_Information provided_.
····················
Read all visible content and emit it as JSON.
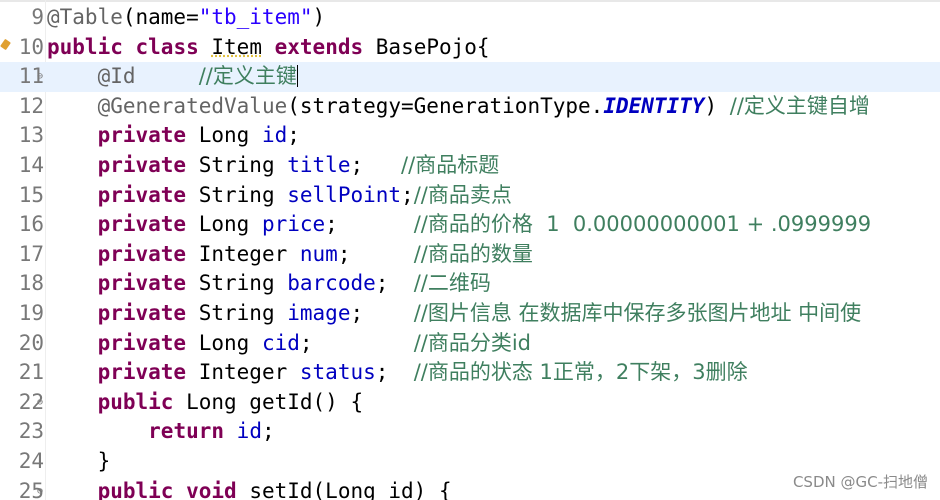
{
  "editor": {
    "lines": [
      {
        "num": "9",
        "tokens": [
          {
            "t": "ann",
            "v": "@Table"
          },
          {
            "t": "plain",
            "v": "(name="
          },
          {
            "t": "str",
            "v": "\"tb_item\""
          },
          {
            "t": "plain",
            "v": ")"
          }
        ]
      },
      {
        "num": "10",
        "marker": true,
        "tokens": [
          {
            "t": "kw",
            "v": "public"
          },
          {
            "t": "plain",
            "v": " "
          },
          {
            "t": "kw",
            "v": "class"
          },
          {
            "t": "plain",
            "v": " "
          },
          {
            "t": "plain",
            "v": "Item",
            "ul": true
          },
          {
            "t": "plain",
            "v": " "
          },
          {
            "t": "kw",
            "v": "extends"
          },
          {
            "t": "plain",
            "v": " BasePojo{"
          }
        ]
      },
      {
        "num": "11",
        "fold": true,
        "current": true,
        "cursor": true,
        "tokens": [
          {
            "t": "plain",
            "v": "    "
          },
          {
            "t": "ann",
            "v": "@Id"
          },
          {
            "t": "plain",
            "v": "     "
          },
          {
            "t": "cmt",
            "v": "//定义主键"
          }
        ]
      },
      {
        "num": "12",
        "tokens": [
          {
            "t": "plain",
            "v": "    "
          },
          {
            "t": "ann",
            "v": "@GeneratedValue"
          },
          {
            "t": "plain",
            "v": "(strategy=GenerationType."
          },
          {
            "t": "cst",
            "v": "IDENTITY"
          },
          {
            "t": "plain",
            "v": ") "
          },
          {
            "t": "cmt",
            "v": "//定义主键自增"
          }
        ]
      },
      {
        "num": "13",
        "tokens": [
          {
            "t": "plain",
            "v": "    "
          },
          {
            "t": "kw",
            "v": "private"
          },
          {
            "t": "plain",
            "v": " Long "
          },
          {
            "t": "fld",
            "v": "id"
          },
          {
            "t": "plain",
            "v": ";"
          }
        ]
      },
      {
        "num": "14",
        "tokens": [
          {
            "t": "plain",
            "v": "    "
          },
          {
            "t": "kw",
            "v": "private"
          },
          {
            "t": "plain",
            "v": " String "
          },
          {
            "t": "fld",
            "v": "title"
          },
          {
            "t": "plain",
            "v": ";   "
          },
          {
            "t": "cmt",
            "v": "//商品标题"
          }
        ]
      },
      {
        "num": "15",
        "tokens": [
          {
            "t": "plain",
            "v": "    "
          },
          {
            "t": "kw",
            "v": "private"
          },
          {
            "t": "plain",
            "v": " String "
          },
          {
            "t": "fld",
            "v": "sellPoint"
          },
          {
            "t": "plain",
            "v": ";"
          },
          {
            "t": "cmt",
            "v": "//商品卖点"
          }
        ]
      },
      {
        "num": "16",
        "tokens": [
          {
            "t": "plain",
            "v": "    "
          },
          {
            "t": "kw",
            "v": "private"
          },
          {
            "t": "plain",
            "v": " Long "
          },
          {
            "t": "fld",
            "v": "price"
          },
          {
            "t": "plain",
            "v": ";      "
          },
          {
            "t": "cmt",
            "v": "//商品的价格  1  0.00000000001 + .0999999"
          }
        ]
      },
      {
        "num": "17",
        "tokens": [
          {
            "t": "plain",
            "v": "    "
          },
          {
            "t": "kw",
            "v": "private"
          },
          {
            "t": "plain",
            "v": " Integer "
          },
          {
            "t": "fld",
            "v": "num"
          },
          {
            "t": "plain",
            "v": ";     "
          },
          {
            "t": "cmt",
            "v": "//商品的数量"
          }
        ]
      },
      {
        "num": "18",
        "tokens": [
          {
            "t": "plain",
            "v": "    "
          },
          {
            "t": "kw",
            "v": "private"
          },
          {
            "t": "plain",
            "v": " String "
          },
          {
            "t": "fld",
            "v": "barcode"
          },
          {
            "t": "plain",
            "v": ";  "
          },
          {
            "t": "cmt",
            "v": "//二维码"
          }
        ]
      },
      {
        "num": "19",
        "tokens": [
          {
            "t": "plain",
            "v": "    "
          },
          {
            "t": "kw",
            "v": "private"
          },
          {
            "t": "plain",
            "v": " String "
          },
          {
            "t": "fld",
            "v": "image"
          },
          {
            "t": "plain",
            "v": ";    "
          },
          {
            "t": "cmt",
            "v": "//图片信息 在数据库中保存多张图片地址 中间使"
          }
        ]
      },
      {
        "num": "20",
        "tokens": [
          {
            "t": "plain",
            "v": "    "
          },
          {
            "t": "kw",
            "v": "private"
          },
          {
            "t": "plain",
            "v": " Long "
          },
          {
            "t": "fld",
            "v": "cid"
          },
          {
            "t": "plain",
            "v": ";        "
          },
          {
            "t": "cmt",
            "v": "//商品分类id"
          }
        ]
      },
      {
        "num": "21",
        "tokens": [
          {
            "t": "plain",
            "v": "    "
          },
          {
            "t": "kw",
            "v": "private"
          },
          {
            "t": "plain",
            "v": " Integer "
          },
          {
            "t": "fld",
            "v": "status"
          },
          {
            "t": "plain",
            "v": ";  "
          },
          {
            "t": "cmt",
            "v": "//商品的状态 1正常，2下架，3删除"
          }
        ]
      },
      {
        "num": "22",
        "fold": true,
        "tokens": [
          {
            "t": "plain",
            "v": "    "
          },
          {
            "t": "kw",
            "v": "public"
          },
          {
            "t": "plain",
            "v": " Long getId() {"
          }
        ]
      },
      {
        "num": "23",
        "tokens": [
          {
            "t": "plain",
            "v": "        "
          },
          {
            "t": "kw",
            "v": "return"
          },
          {
            "t": "plain",
            "v": " "
          },
          {
            "t": "fld",
            "v": "id"
          },
          {
            "t": "plain",
            "v": ";"
          }
        ]
      },
      {
        "num": "24",
        "tokens": [
          {
            "t": "plain",
            "v": "    }"
          }
        ]
      },
      {
        "num": "25",
        "fold": true,
        "tokens": [
          {
            "t": "plain",
            "v": "    "
          },
          {
            "t": "kw",
            "v": "public"
          },
          {
            "t": "plain",
            "v": " "
          },
          {
            "t": "kw",
            "v": "void"
          },
          {
            "t": "plain",
            "v": " setId(Long id) {"
          }
        ]
      }
    ],
    "fold_glyph": "⊖"
  },
  "watermark": "CSDN @GC-扫地僧"
}
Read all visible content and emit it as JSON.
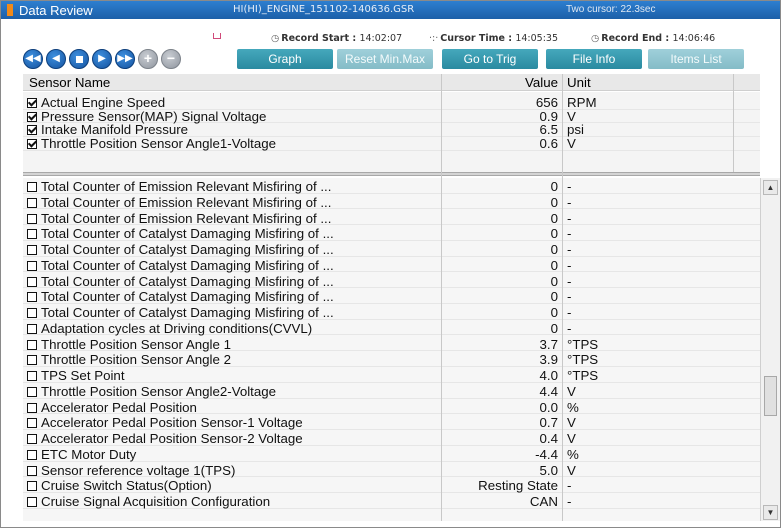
{
  "window": {
    "title": "Data Review",
    "file": "HI(HI)_ENGINE_151102-140636.GSR",
    "cursor_info": "Two cursor: 22.3sec"
  },
  "record": {
    "start_label": "Record Start :",
    "start_value": "14:02:07",
    "cursor_label": "Cursor Time :",
    "cursor_value": "14:05:35",
    "end_label": "Record End :",
    "end_value": "14:06:46"
  },
  "buttons": {
    "graph": "Graph",
    "reset": "Reset Min.Max",
    "goto_trig": "Go to Trig",
    "file_info": "File Info",
    "items_list": "Items List"
  },
  "columns": {
    "name": "Sensor Name",
    "value": "Value",
    "unit": "Unit"
  },
  "selected_sensors": [
    {
      "name": "Actual Engine Speed",
      "value": "656",
      "unit": "RPM"
    },
    {
      "name": "Pressure Sensor(MAP) Signal Voltage",
      "value": "0.9",
      "unit": "V"
    },
    {
      "name": "Intake Manifold Pressure",
      "value": "6.5",
      "unit": "psi"
    },
    {
      "name": "Throttle Position Sensor Angle1-Voltage",
      "value": "0.6",
      "unit": "V"
    }
  ],
  "sensors": [
    {
      "name": "Total Counter of Emission Relevant Misfiring of ...",
      "value": "0",
      "unit": "-"
    },
    {
      "name": "Total Counter of Emission Relevant Misfiring of ...",
      "value": "0",
      "unit": "-"
    },
    {
      "name": "Total Counter of Emission Relevant Misfiring of ...",
      "value": "0",
      "unit": "-"
    },
    {
      "name": "Total Counter of Catalyst Damaging Misfiring of ...",
      "value": "0",
      "unit": "-"
    },
    {
      "name": "Total Counter of Catalyst Damaging Misfiring of ...",
      "value": "0",
      "unit": "-"
    },
    {
      "name": "Total Counter of Catalyst Damaging Misfiring of ...",
      "value": "0",
      "unit": "-"
    },
    {
      "name": "Total Counter of Catalyst Damaging Misfiring of ...",
      "value": "0",
      "unit": "-"
    },
    {
      "name": "Total Counter of Catalyst Damaging Misfiring of ...",
      "value": "0",
      "unit": "-"
    },
    {
      "name": "Total Counter of Catalyst Damaging Misfiring of ...",
      "value": "0",
      "unit": "-"
    },
    {
      "name": "Adaptation cycles at Driving conditions(CVVL)",
      "value": "0",
      "unit": "-"
    },
    {
      "name": "Throttle Position Sensor Angle 1",
      "value": "3.7",
      "unit": "°TPS"
    },
    {
      "name": "Throttle Position Sensor Angle 2",
      "value": "3.9",
      "unit": "°TPS"
    },
    {
      "name": "TPS Set Point",
      "value": "4.0",
      "unit": "°TPS"
    },
    {
      "name": "Throttle Position Sensor Angle2-Voltage",
      "value": "4.4",
      "unit": "V"
    },
    {
      "name": "Accelerator Pedal Position",
      "value": "0.0",
      "unit": "%"
    },
    {
      "name": "Accelerator Pedal Position Sensor-1 Voltage",
      "value": "0.7",
      "unit": "V"
    },
    {
      "name": "Accelerator Pedal Position Sensor-2 Voltage",
      "value": "0.4",
      "unit": "V"
    },
    {
      "name": "ETC Motor Duty",
      "value": "-4.4",
      "unit": "%"
    },
    {
      "name": "Sensor reference voltage 1(TPS)",
      "value": "5.0",
      "unit": "V"
    },
    {
      "name": "Cruise Switch Status(Option)",
      "value": "Resting State",
      "unit": "-"
    },
    {
      "name": "Cruise Signal Acquisition Configuration",
      "value": "CAN",
      "unit": "-"
    }
  ]
}
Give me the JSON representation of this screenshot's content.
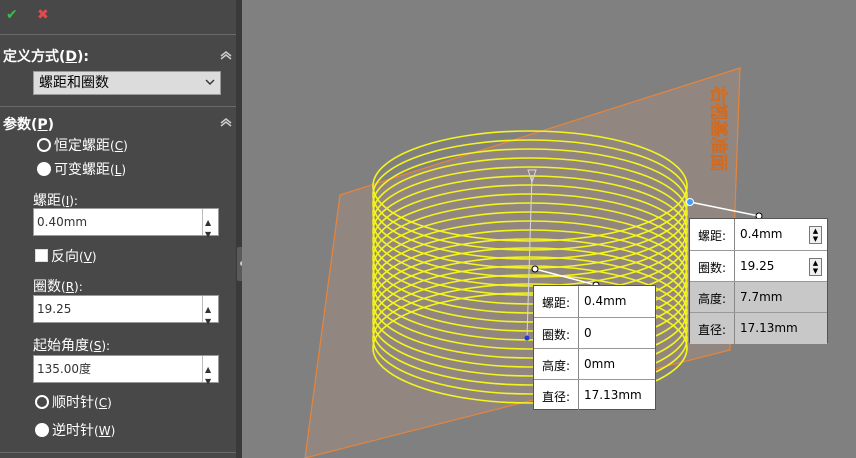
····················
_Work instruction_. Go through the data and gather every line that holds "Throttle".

_Response for this exercise_.
      "name": "Throttle Position Sensor Angle1-Voltage",
      "name": "Throttle Position Sensor Angle 1",
      "name": "Throttle Position Sensor Angle 2",
      "name": "Throttle Position Sensor Angle2-Voltage",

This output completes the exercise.